By Lindsey Rhoades
By Chaz Kangas
By Ben Westhoff and Sarah Purkrabek
By Jena Ardell
By Jesse Sendejas Jr.
By Katherine Turman
By Steve Weinstein
By Araceli Cruz
Not that many people over 30 would give a shit, but the indie-comedy worldwhich basically runs parallel to the indie-rock world and encompasses The Onion and lots of smart young people who perform improv or write for Conan O'Brien and SNLhasn't produced a great stand-up album since Bill Hicks trained his "comedy of hate" on Reagan-era politics. David Cross's Shut Up You Fucking Baby ain't exactly said world's Slanted and Enchanted, but it's probably the closest thing yet, a two-hour tour de force full of expert impressions and improvised disses of Hollywood, infomercials, John Ashcroft, and people who misuse the word "literally."

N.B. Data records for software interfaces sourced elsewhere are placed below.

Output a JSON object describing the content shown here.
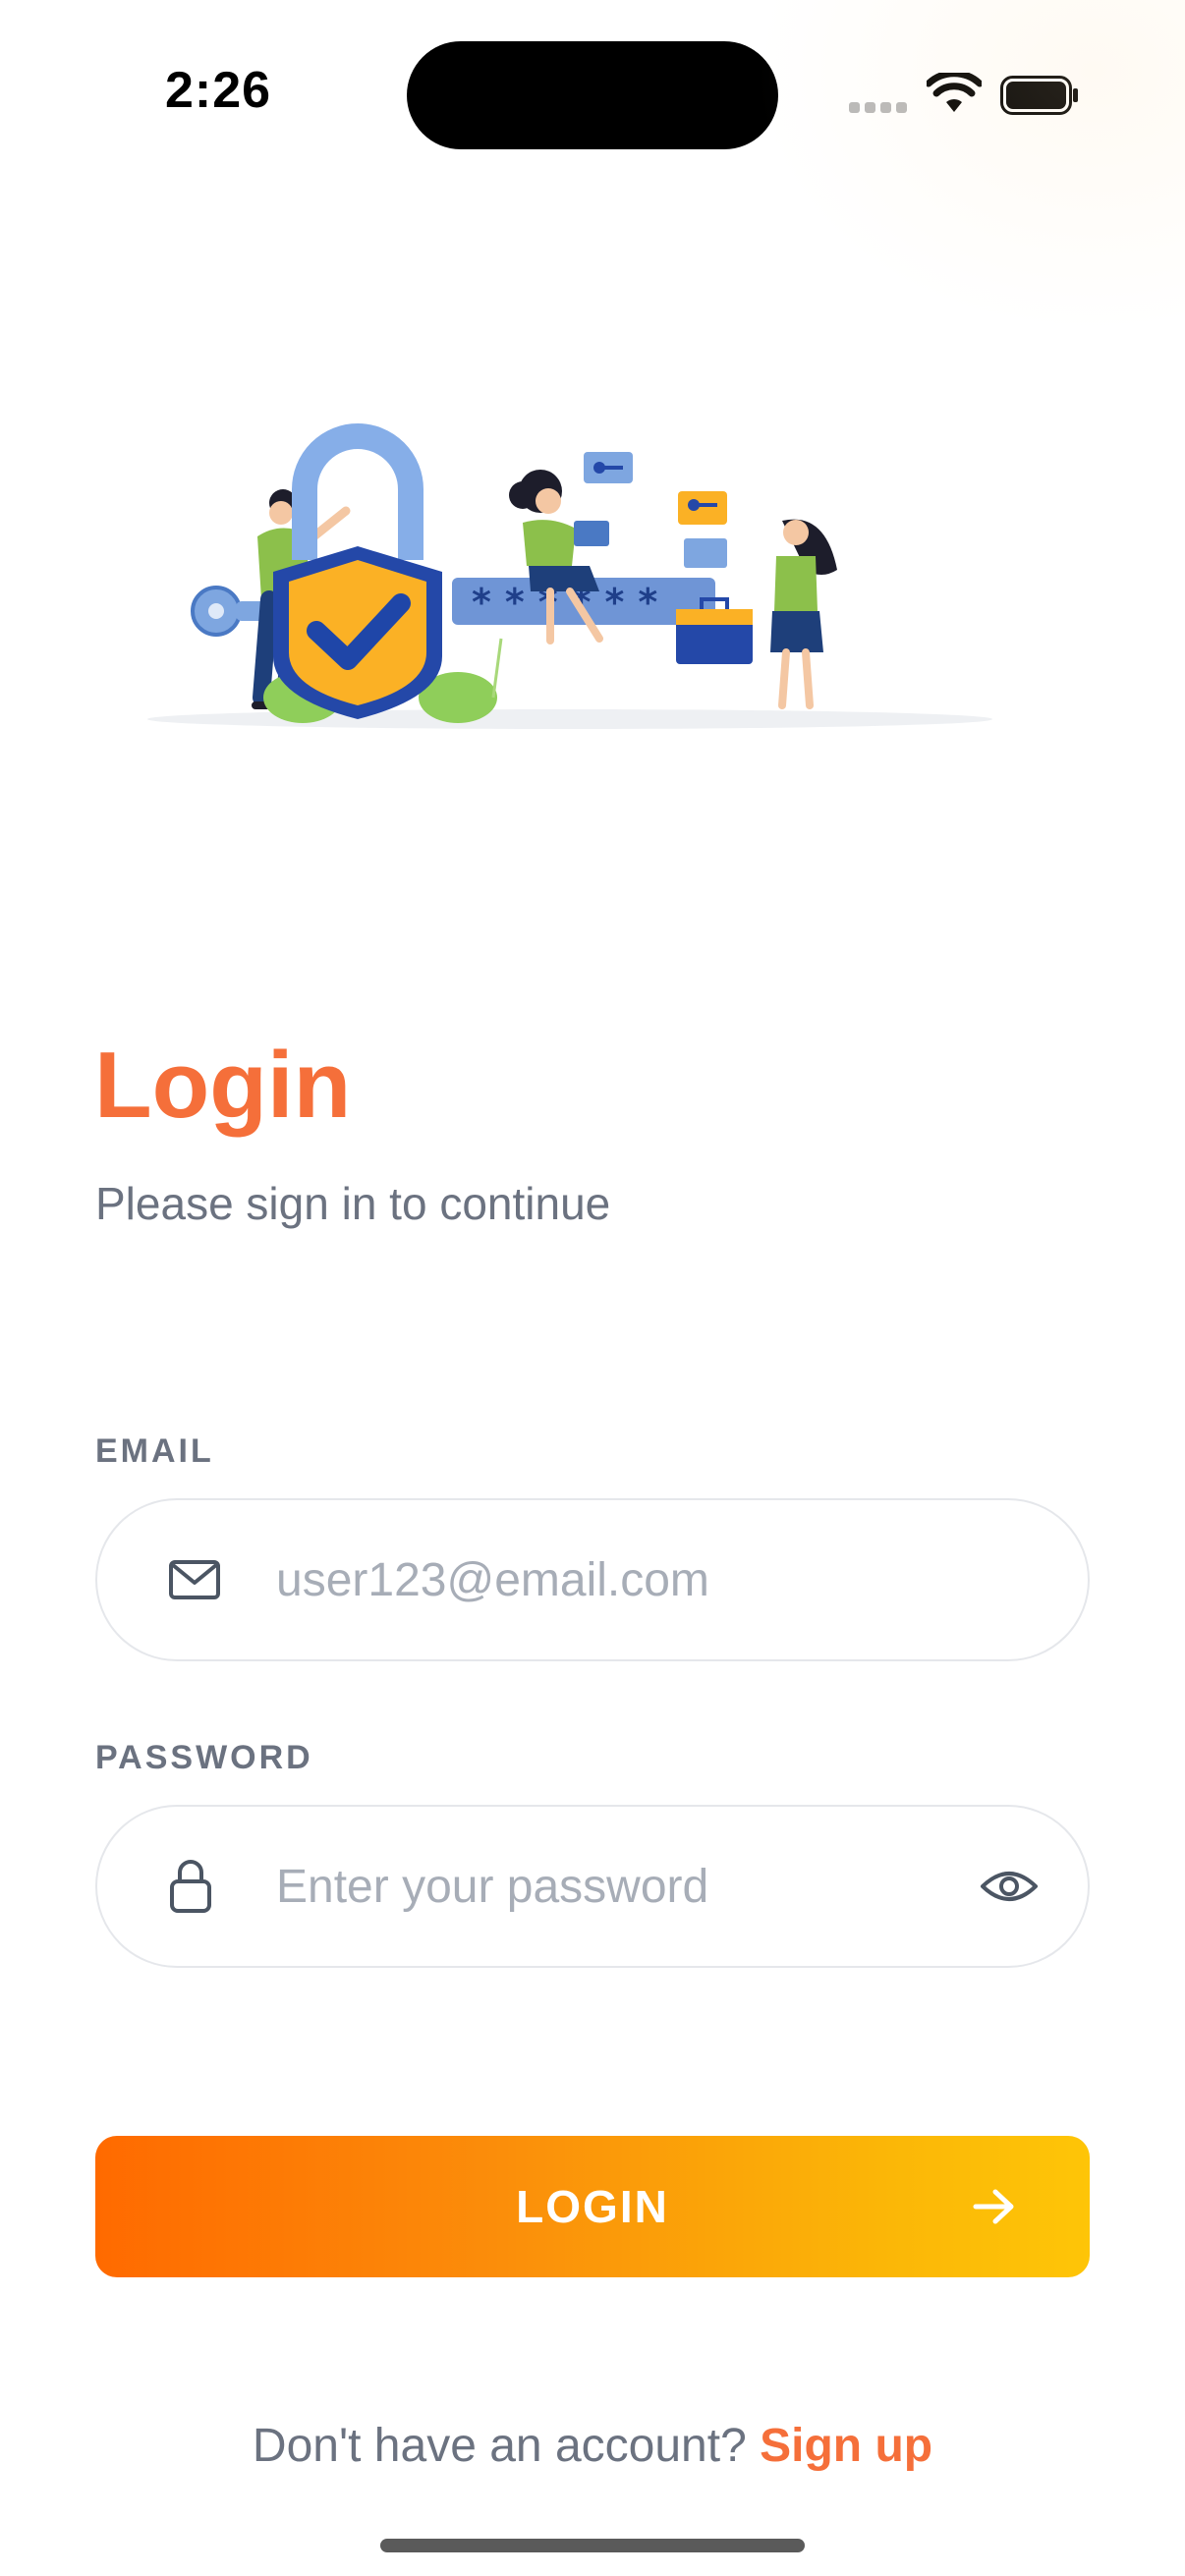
{
  "status_bar": {
    "time": "2:26"
  },
  "login": {
    "title": "Login",
    "subtitle": "Please sign in to continue",
    "email_label": "EMAIL",
    "email_placeholder": "user123@email.com",
    "password_label": "PASSWORD",
    "password_placeholder": "Enter your password",
    "button_label": "LOGIN",
    "signup_prompt": "Don't have an account?",
    "signup_link": "Sign up"
  },
  "icons": {
    "email": "mail-icon",
    "password": "lock-icon",
    "toggle_visibility": "eye-icon",
    "button": "arrow-right-icon"
  },
  "colors": {
    "accent": "#f56f3a",
    "button_gradient_start": "#ff6a00",
    "button_gradient_end": "#fec507",
    "muted_text": "#6b7280"
  }
}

Cross, who rose to something less than fame on the excellent HBO sketch series Mr. Show, delivers spot-on critiques even when his targets are too easy, but what really makes everything work is acuity of detail and strength of performance. Though great one-liners abound (9-11 is summed up as "the week that football stopped"), the big laughs usually involve character acting or one of Cross's thousand or so voiceswhether he's staging a dialogue between a campaigning George W. and a redneck who trades his vote for the $300 he'll get in tax cuts, or imitating a lisping, gas-mask-clad rollerblader he saw storming down a deserted Houston Street on September 12.
Cross's off-the-cuff approach makes for some rambling and dull stuff, but his frequent asides carry plenty of guffaws, as on a 15-plus-minute tale of a bad tour stop in Kansas City, wherein he sends up morning show DJs, gets smashed with the goth-rocking women in Harlow, then becomes hilariously convinced he's losing his sanity when his hotel wake-up call goes awry. All of which make Shut Up the rare comedy album that's worth listening to even when you can already quote the punchlines.